So what can we expect for 2020?
Given the current global turmoil in the markets, it is obviously hard to say how it will affect the market for digital services. It is, however, our opinion that the adoption of new digital services will continue to increase in 2020 as the initial shock of the impact of the Coronavirus softens.
The digitalization of the maritime industry has been proceeding at an increasing pace, and, while in the beginning it was mostly pursued by larger and shipping companies, we see that increasingly also smaller shipping companies are starting to explore maritime software solutions to optimize their businesses. The somewhat slow adoption in a broad scale can probably credited to several factors, but in our opinion the three main reasons are the lack of quality data, high entry costs and lack of “real world” use-cases with healthy ROIs. That is about to change. With large parts of the older inefficient tonnage being scrapped during the last years, ship operators are now inevitably left with the task to optimize the operations of their existing fleets, and digital tools will play a key role in this. Also, the number of newbuilds equipped with additional sensors is slowly but steadily increasing – also across the less “sophisticated” shipping segments. This is indicating that ship owners have come to acknowledge the fact that they need to get ready for the digital age ahead of them.
In addition, we see that the solutions and services available to maritime players are getting more mature and it can be expected that the focus will broaden in the short term from fuel & energy management solutions - which have dominated maritime digitalization for a long time – towards other less well-established areas, such as document handling, repair & maintenance and port call optimizations.
We also expect 2020 to be a year when cyber security finally gets its deserved focus with the new IMO guidelines coming into effect on 1st of January 2021. Connecting vessels in order to get access to vessel data and sharing it with value added applications obviously also poses a risk, making it crucial to understand the exposure and take mitigating actions. The ones that will be successful will find the right balance between protecting their systems and opening them up in order to explore the business potential of digitalization.
Furthermore, we also see that “real world” use cases are starting to emerge as solutions are getting more mature and the cost of getting access to quality data is going down. Finally, some will say, as conferences and articles on maritime digitalization have tended to dive into topics and technologies already years ahead of the daily world of most ship owners in the industry. Combine that with a strengthened focus on more sustainable, efficient and greener operations, we feel confident that 2020 will be the year where the early adopters will start to reap the benefits of their investments.
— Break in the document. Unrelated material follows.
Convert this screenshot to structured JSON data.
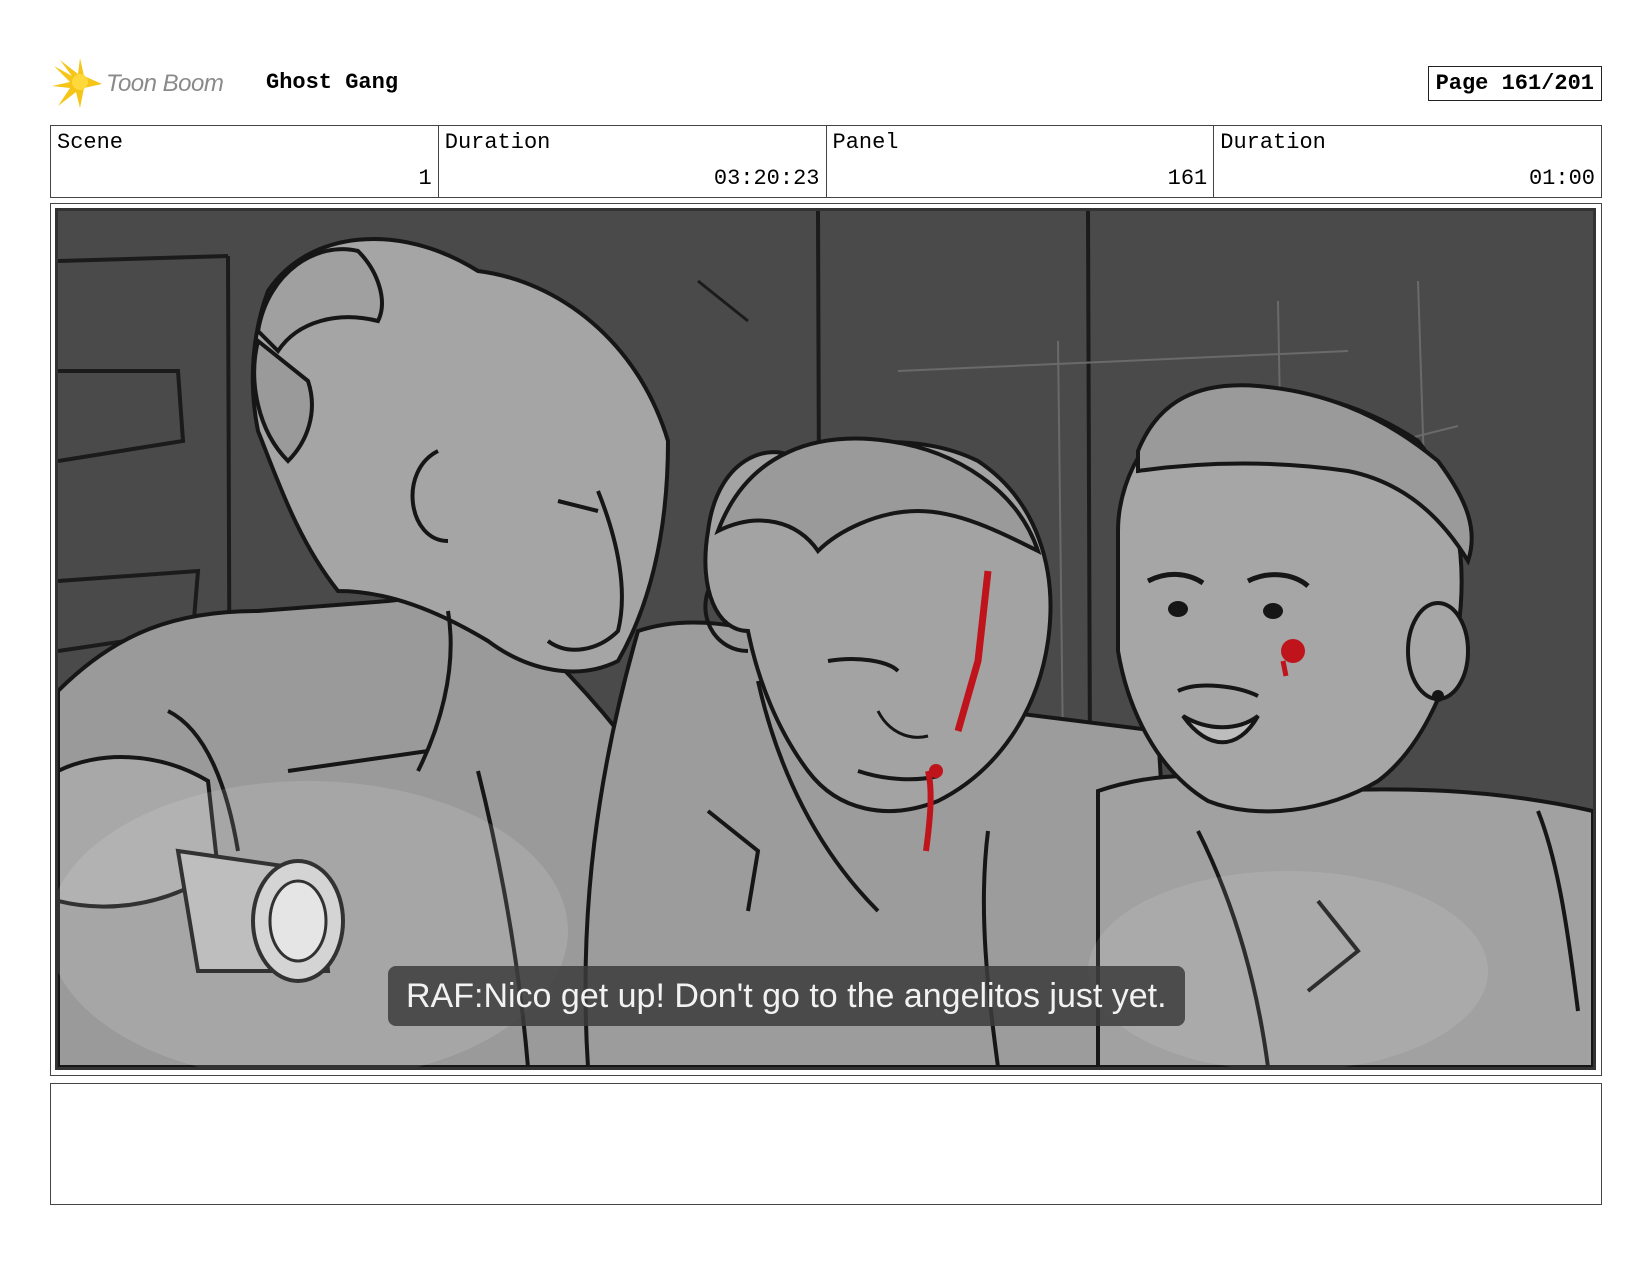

Are you one of them? if not, our advice to you is that it’s the time to get off the fence and explore your options. Start small, focus on proven solutions and you will be on the right track for the future.
About the Author
Vigleik Takle is Senior Vice President of Maritime Digital Solutions at Kongsberg Digital. Before joining Kongsberg Digital, he served as Chief Operating Officer in Cxense ASA, a high growth SaaS company listed on the Oslo Stock Exchange. Vigleik holds a Master of Science degree in industrial economics and technology management from the Norwegian University of Science and Technology (NTNU).